Recently, individually packaging medications has become a new and innovative way for pharmacies to increase patient adherence. Some estimations claim that patient adherence for chronic medications can be as low as 50%1, so it is up to the pharmacies and pharmacists to find ways to increase this number to help pave the way for better patient outcomes. Many people may think about the large $100 million merger in 2018 between Amazon and PillPack that led Amazon to lead the charge in packaging patient medications but many of those same people may not know that their friendly neighborhood pharmacy may have the same capabilities with increased customer service2. One example of this is Kohll’s Pharmacy, located in the Omaha area. Kohll’s, along with its new automated packaging machine, has been able to crack into the medication packaging market and prepare blister packs in a safe and timely manner for a large number of their patients. This has led to an increase in the number of prescriptions filled by Kohll’s as many individuals living in their home and those living in long term care facilities have moved over to them due to the convenience of having a local company fill prescriptions for you. However, the question remains on if packaging these medications will lead to an increase in patient adherence or outcomes. This article will investigate this question and provide evidence behind whether packing patients’ medications is beneficial for the patient or not.
A study published in the Journal of Psychiatric Practice in 2017 by Gutierrez, P et al. investigated if blister packaging medications would improve prescription adherence in psychiatric patients3. This was a randomized trial conducted at VA Medical Centers in the western United States that followed patients in monthly intervals for up to one year. Patients were randomized into two groups, a blister pack group, and a standard pill vial group. By the end of the one-year follow-up period, the patients in the blister pack group showed evidence of better medication adherence than those in the standard pill vial group. This study concluded that blister packing psychiatric patients’ medications would lead to better patient adherence compared to standard medication packaging.
Another study published in Innovations in Pharmacy in 2018 by Pinto, S et al. investigated if blistering packing patient medications, medication therapy management programs or both would lead to better patient adherence and clinical outcomes compared to traditional medication packaging (pill bottle) for diabetic patients4. The study used a 12-month follow-up and looked at patient pill count scores and Hemoglobin A1c levels to assess patient outcomes. At the end of the 12-month follow-up, the blister pack groups had a statistically significant increase in patient adherence compared to the traditional packaging group. Additionally, the blister pack groups had a statistically significant decrease in hemoglobin A1c at 12 months compared to the traditional packaging group. This study concluded that blister packing patient medications can lead to better overall clinical outcomes and increase patient adherence rates for patients with diabetes.
These two studies are great examples of scientific data showing that packaging patient medications can increase patient adherence and even improve overall patient outcomes.

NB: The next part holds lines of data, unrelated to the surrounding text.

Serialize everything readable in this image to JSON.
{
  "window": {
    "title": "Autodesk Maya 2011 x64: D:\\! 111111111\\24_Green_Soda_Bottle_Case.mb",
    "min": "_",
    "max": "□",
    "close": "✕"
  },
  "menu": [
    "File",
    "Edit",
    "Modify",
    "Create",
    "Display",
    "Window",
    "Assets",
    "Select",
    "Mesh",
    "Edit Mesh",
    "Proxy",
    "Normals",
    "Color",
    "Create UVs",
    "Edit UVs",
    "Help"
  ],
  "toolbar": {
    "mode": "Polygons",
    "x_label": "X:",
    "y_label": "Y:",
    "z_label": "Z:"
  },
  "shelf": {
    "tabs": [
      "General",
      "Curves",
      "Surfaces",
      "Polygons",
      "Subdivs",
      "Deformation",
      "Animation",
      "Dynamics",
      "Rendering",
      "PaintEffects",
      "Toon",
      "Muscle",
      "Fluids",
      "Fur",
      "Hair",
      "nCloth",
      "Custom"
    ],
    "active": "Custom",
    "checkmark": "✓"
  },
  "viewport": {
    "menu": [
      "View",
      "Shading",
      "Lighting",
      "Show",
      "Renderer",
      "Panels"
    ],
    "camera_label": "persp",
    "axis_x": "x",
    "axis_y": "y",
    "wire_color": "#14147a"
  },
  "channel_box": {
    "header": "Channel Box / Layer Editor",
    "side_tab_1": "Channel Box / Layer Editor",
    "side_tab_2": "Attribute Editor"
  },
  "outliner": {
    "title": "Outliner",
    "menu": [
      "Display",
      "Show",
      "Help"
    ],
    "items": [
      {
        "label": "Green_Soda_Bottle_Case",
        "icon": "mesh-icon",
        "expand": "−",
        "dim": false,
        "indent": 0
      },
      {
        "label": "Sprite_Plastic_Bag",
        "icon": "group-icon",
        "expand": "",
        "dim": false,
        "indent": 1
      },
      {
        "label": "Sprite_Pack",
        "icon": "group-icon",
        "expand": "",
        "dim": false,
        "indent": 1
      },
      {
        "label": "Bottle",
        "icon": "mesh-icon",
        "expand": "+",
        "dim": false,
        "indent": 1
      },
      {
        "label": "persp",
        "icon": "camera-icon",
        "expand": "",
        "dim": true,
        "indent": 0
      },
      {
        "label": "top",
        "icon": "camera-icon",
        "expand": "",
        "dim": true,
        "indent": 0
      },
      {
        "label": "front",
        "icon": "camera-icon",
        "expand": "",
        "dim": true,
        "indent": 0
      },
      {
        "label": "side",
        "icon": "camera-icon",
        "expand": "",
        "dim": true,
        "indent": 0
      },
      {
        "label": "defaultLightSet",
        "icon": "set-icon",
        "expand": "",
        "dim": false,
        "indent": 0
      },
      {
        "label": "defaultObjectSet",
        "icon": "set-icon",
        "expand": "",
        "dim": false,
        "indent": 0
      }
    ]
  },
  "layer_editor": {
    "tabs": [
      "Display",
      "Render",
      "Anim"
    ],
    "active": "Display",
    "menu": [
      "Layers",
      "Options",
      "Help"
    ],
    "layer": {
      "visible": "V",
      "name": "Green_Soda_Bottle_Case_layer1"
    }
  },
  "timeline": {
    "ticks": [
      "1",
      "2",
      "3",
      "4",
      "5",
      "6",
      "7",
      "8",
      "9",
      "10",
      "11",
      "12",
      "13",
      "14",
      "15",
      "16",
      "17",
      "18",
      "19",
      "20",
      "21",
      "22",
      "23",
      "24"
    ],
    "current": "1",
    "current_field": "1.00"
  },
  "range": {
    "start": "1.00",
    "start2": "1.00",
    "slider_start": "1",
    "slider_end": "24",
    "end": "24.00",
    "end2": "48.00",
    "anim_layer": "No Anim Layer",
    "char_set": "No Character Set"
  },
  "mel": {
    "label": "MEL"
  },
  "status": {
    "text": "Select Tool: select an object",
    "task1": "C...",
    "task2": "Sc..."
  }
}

Although these studies followed specific patient populations (psychiatric and diabetic), it can be assumed that the results could be extrapolated to other patient populations as well. It is for these reasons that many pharmacies have started to or are looking to start individual packaging programs for their respective patient populations. Although every pharmacy may not operationally be equipped to offer these services, many are and are looking to grow their business model as well. As mentioned earlier, Kohll’s in the Omaha area is setting the trend locally for individual patient medication packaging and is continuously growing its patient population throughout the process. Other pharmacies can look to a pharmacy like Kohll’s and get an idea of what an operation like this may look like so that they can implement it in their geographic location. Being able to set up a local operation for patient packaging is great for the community and the patient because it can grow local jobs, put money into the community, and allows for great customer service for the patient compared to many large national brands. Additionally, it is important to know that your physician may change your medication based on subjective information, such as how you are feeling, and objective information, such as lab results. If you are not taking your medication correctly or as prescribed, these changes could lead to an increase in adverse effects. Therefore, it is important to ask if your local pharmacy can or is willing to start offering medication packaging services for you so that you can be as adherent as possible to your medication.
- Jennifer Kim, PharmD, BCPS, BCACP, CPP. Medication adherence: The elephant in the room. Uspharmacist.com. Published January 19, 2018. Accessed October 15, 2021. https://www.uspharmacist.com/article/medication-adherence-the-elephant-in-the-room
- Farr C. The inside story of why Amazon bought PillPack in its effort to crack the $500 billion prescription market. CNBC. Published May 10, 2019. Accessed October 15, 2021. https://www.cnbc.com/2019/05/10/why-amazon-bought-pillpack-for-753-million-and-what-happens-next.html
- Gutierrez PM, Wortzel HS, Forster JE, Leitner RA, Hostetter TA, Brenner LA. Blister Packaging Medication Increases Treatment Adherence in Psychiatric Patients. J Psychiatr Pract. 2017;23(5):320-327. doi:10.1097/PRA.0000000000000252
- Pinto S, Simon A, Osundina F, Jordan M, Ching D. Study to measure the impact of pharmacists and pharmacy services (STOMPP) on medication non-adherence: Medication adherence and clinical outcomes. Inov Pharm. 2018;9(1):11.